My friend Nancy Barrell hosts a successful internet jazz program. She's been broadcasting for more than 6-1/2 years all over the world and her site is ranked 26 out of over 400 jazz stations on She plays lots of Frank Sinatra's recordings, and jazz singers and instrumentalists who have recorded the great standards. The program is 6 1/2 hours long and is changed regularly. Listeners can listen without charge. However if you want to hear the program sans commercials, the fee is a very reasonable $6.00 a month. I have listed Nancy Barrell's web broadcast site in the Links' column on the right. Click on her name and feast your ears. 

Another cyber jazz program is hosted by the amiable New Englander John Birchard.  You can click his site in the Links' column.  I very much enjoy John's dry wit and intelligent commentary.  The following biographical information is from his site:

Born and raised in Vermont, John Birchard followed high school by joining the U-S Air Force. It was in the Air Force, in Fairbanks, Alaska, that he found his career. He began broadcasting with Armed Forced Radio. After his discharge, he attended the University of Alabama, earning a bachelor’s degree in Radio & TV. Following graduation, a radio job took him to Hartford, CT and a full-time role as a jazz disc jockey. He worked at WCCC-FM for five years, then moved across town to WTIC where he was a producer (and host of a weekly jazz show) for two more years. The next seven were spent in New Haven, CT as a talk show host and emcee of the annual Quinnipiac Intercollegiate Jazz Festival.

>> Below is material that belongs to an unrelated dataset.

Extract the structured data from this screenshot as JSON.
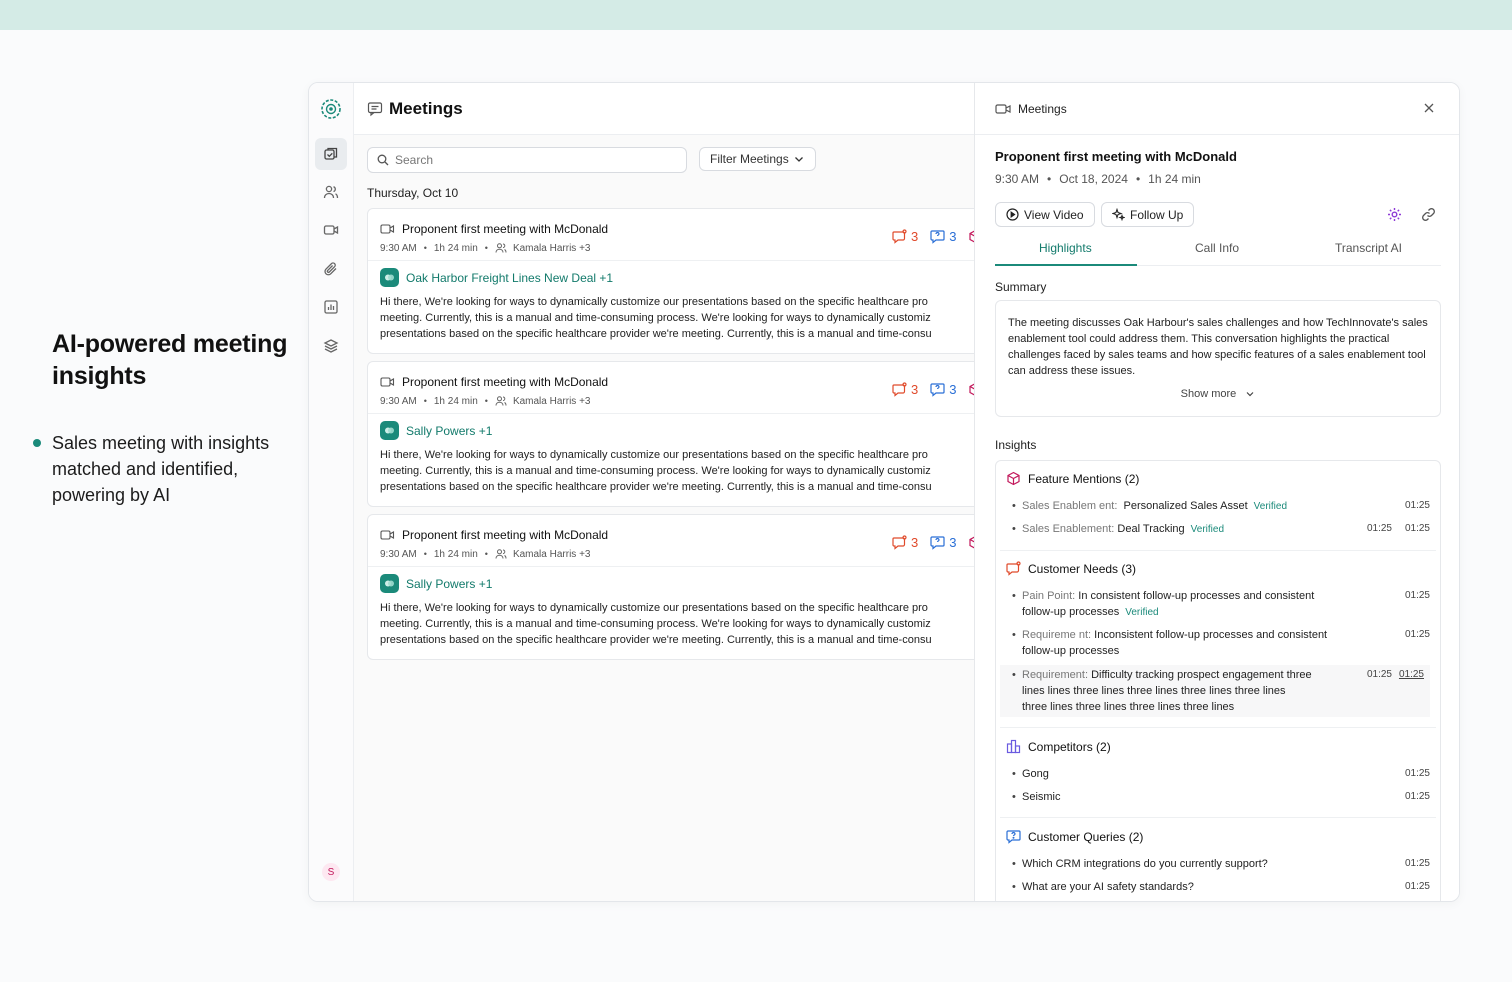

Wherever he went, John maintained his love of jazz. He served as emcee for jazz concerts and festivals at Yale University (the Gil Evans Orchestra, The CTI All-Stars, Ella Fitzgerald) and other venues – and was master of ceremonies for the Hartford (CT) Jazz Society’s 20th birthday festival (Dizzy Gillespie, Marian McPartland, Jaki Byard, Herb Ellis/Barney Kessel). The Voice of America in Washington, DC was home for the final fifteen years of his half-century in broadcasting. And at VOA, he hosted a combined salute to the 50th anniversary of the first U.S. State Department international tour featuring Dizzy Gillespie’s band and to the memory of VOA’s beloved jazz voice Willis Conover. In retirement, he has written and published a book, Jock Around the Clock. Now, he hosts CYBERJAZZTODAY.  Click Vermont Jazz in the Links' column on the right. 

To ease myself through the remaining dog days of summer, I am reading more than usual, enjoying nights with the windows wide open, the sweet sound of crickets cricketing a perfectly peaceful background for this most cherished of pleasures.  I cannot bear to think of a life without books.

Please don't hesitate to tell me the titles on your reading list.  There is a little envelope at Comments below.  Just click that and write me. 


Barbara H said...

Just started to read The Art of Cooking Omelettes by Madame Romaine de Lyon ©1963, recommended by Julia Child on her How to Cook an Omelette tv segment. A small book with glimpses of people and life in Lyon and New York in her time, plus 500 omelette variations. Next book will probably be the just released, definitive Dearie: The Remarkable Life of Julia Child.

Sloane said...

Dear Barbara: We are birds of a feather! I too enjoy reading cook books as avidly as any other printed work. Try "How To Cook Everything" by Marc Bittman, a nationally-recognized and much praised food writer. He's easy to find on the internet if you don't know him.
Thanks for writing.